How many times have you noticed your child doing something a little … off? It may happen once in a while over months or often over a few hours.
You think to yourself, “It’s not important enough to take them to the hospital.” But you want to be sure to bring it up at their next doctor’s appointment. Weeks go by, you get busy, and you totally forget to bring it up with the doctor.
The very next day, without fail, your child is doing it again—or worse.
We all get busy. We all have a long list of things we want to bring up. And we all forget half the things we want to discuss. It’s OK. We all do it. It does not make you a bad parent or forgetful. It simply means you’re human. And a busy one, at that!
Grab a notebook. It can be a $1 deal at the grocery store or you can order a fancy leather-bound one from Amazon.
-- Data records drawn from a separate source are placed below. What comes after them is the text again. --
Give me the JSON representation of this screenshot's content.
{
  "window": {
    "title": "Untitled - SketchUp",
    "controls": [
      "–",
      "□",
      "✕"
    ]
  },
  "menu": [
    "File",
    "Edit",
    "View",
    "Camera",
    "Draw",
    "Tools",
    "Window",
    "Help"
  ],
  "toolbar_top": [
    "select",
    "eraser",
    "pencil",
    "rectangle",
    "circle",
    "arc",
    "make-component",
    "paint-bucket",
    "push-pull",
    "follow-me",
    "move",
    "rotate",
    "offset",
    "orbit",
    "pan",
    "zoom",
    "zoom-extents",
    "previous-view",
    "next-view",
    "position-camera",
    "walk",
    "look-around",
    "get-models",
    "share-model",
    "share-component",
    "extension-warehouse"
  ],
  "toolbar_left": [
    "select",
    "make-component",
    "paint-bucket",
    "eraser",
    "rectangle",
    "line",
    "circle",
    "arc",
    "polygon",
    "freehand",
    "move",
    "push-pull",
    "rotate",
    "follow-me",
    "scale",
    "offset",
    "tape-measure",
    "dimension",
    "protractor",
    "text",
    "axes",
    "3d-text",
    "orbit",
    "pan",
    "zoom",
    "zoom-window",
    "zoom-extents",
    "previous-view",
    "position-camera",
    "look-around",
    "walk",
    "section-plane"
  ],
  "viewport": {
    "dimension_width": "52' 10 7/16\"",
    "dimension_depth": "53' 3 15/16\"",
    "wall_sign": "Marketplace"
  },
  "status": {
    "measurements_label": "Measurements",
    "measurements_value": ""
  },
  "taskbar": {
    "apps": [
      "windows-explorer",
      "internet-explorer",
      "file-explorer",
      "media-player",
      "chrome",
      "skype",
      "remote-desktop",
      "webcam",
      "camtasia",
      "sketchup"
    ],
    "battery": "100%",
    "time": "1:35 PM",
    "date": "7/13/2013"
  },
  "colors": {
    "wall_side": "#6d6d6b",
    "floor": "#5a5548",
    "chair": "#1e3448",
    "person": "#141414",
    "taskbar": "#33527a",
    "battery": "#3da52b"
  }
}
Try to make a habit of writing things down: a new symptom, a new medication, or a new treatment you heard about. Write down anything that you want to bring up.
If you are really good at writing things down, try keeping a daily journal. Write down the pros and cons of each day, any concerns, goals, etc. Carry this notebook with you to appointments and you can always flip back to see what you wanted to cover.
There is an extra benefit to this practice, too. A lot of us are super focused on our kids, house, job, etc. But we don’t take much time to focus on ourselves. Taking 5 minutes before you go to bed to jot down your thoughts can be very therapeutic.
I started journaling when Casey was in the NICU. It was so helpful as a way to keep track of things. But it was also a great outlet for me to let all the fears and emotions out of my head. I never showed anyone the journal. It was just for me. But putting pen to paper really helped me.
Self-care is one of the most important things you can do. Here are more ideas to help.
After making the difficult decision to medicate your child, with time and on occasions, old symptoms return or new ones appear. Once again, you’re faced with what felt like an already-made decision - to medicate higher or more, or not.